Records from a data source:
# # # # #

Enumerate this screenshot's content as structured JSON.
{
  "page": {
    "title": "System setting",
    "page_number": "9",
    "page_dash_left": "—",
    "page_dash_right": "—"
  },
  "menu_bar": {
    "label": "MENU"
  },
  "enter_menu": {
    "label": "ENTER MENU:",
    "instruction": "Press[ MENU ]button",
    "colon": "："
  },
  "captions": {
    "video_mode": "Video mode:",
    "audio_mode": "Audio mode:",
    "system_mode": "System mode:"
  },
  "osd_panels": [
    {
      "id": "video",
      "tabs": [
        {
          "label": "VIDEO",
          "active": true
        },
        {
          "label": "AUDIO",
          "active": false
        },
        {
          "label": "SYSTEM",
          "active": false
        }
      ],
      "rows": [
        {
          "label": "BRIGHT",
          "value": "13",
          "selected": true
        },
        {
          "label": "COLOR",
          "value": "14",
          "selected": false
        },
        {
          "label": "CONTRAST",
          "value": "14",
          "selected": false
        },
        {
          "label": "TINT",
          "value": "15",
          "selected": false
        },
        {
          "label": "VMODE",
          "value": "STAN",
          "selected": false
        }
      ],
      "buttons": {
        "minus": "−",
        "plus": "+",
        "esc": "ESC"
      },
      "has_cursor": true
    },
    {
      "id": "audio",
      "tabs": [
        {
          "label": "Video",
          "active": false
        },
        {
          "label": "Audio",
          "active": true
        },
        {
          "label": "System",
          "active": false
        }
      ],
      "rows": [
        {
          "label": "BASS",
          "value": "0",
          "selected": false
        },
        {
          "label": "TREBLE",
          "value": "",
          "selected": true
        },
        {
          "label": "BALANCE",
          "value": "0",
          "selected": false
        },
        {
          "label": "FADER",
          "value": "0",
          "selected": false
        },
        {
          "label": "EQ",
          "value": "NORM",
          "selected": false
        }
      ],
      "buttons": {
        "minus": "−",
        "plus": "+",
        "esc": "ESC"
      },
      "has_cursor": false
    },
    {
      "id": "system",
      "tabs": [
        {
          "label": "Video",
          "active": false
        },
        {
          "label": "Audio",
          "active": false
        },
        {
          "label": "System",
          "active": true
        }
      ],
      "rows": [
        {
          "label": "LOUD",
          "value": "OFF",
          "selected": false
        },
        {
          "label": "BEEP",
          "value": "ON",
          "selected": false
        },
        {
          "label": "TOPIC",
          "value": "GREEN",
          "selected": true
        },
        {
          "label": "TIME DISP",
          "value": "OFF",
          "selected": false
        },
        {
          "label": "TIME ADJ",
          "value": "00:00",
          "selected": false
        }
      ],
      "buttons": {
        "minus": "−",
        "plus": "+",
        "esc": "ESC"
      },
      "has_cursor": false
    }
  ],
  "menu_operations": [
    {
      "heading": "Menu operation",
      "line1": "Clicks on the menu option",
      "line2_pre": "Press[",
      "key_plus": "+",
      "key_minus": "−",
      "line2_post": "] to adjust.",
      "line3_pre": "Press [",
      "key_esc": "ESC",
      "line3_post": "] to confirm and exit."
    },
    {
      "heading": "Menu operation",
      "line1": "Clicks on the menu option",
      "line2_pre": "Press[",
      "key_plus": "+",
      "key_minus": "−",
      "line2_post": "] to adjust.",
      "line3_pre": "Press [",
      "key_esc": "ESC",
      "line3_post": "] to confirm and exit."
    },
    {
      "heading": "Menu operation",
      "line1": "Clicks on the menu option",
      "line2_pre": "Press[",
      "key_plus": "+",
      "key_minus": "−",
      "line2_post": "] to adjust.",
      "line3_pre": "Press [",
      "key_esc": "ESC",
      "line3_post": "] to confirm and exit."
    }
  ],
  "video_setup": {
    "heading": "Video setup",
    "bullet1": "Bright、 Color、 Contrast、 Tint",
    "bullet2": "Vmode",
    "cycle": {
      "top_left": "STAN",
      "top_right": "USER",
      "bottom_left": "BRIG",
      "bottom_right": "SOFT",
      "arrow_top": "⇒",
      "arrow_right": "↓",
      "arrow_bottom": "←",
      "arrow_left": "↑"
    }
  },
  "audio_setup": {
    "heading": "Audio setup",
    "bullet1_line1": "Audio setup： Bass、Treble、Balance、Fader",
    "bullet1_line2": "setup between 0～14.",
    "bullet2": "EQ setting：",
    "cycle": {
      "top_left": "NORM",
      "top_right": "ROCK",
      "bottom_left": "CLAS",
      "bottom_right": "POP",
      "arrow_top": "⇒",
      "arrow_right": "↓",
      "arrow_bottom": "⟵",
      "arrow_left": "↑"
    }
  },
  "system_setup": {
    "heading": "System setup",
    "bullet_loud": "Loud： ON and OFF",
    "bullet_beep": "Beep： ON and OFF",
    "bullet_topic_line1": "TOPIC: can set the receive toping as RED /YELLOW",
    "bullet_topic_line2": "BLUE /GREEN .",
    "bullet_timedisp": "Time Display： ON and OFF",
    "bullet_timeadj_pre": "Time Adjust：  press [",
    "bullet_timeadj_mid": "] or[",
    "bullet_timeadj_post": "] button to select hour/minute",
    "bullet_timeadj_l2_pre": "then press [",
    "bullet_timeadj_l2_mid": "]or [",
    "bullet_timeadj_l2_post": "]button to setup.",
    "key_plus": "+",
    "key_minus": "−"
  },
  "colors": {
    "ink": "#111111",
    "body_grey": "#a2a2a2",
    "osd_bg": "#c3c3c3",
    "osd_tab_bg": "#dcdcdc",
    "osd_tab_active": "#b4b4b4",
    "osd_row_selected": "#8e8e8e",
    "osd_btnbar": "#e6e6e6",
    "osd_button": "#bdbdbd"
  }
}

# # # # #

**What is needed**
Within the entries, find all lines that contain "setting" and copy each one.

**Solved problem**
    "title": "System setting",
    "bullet2": "EQ setting：",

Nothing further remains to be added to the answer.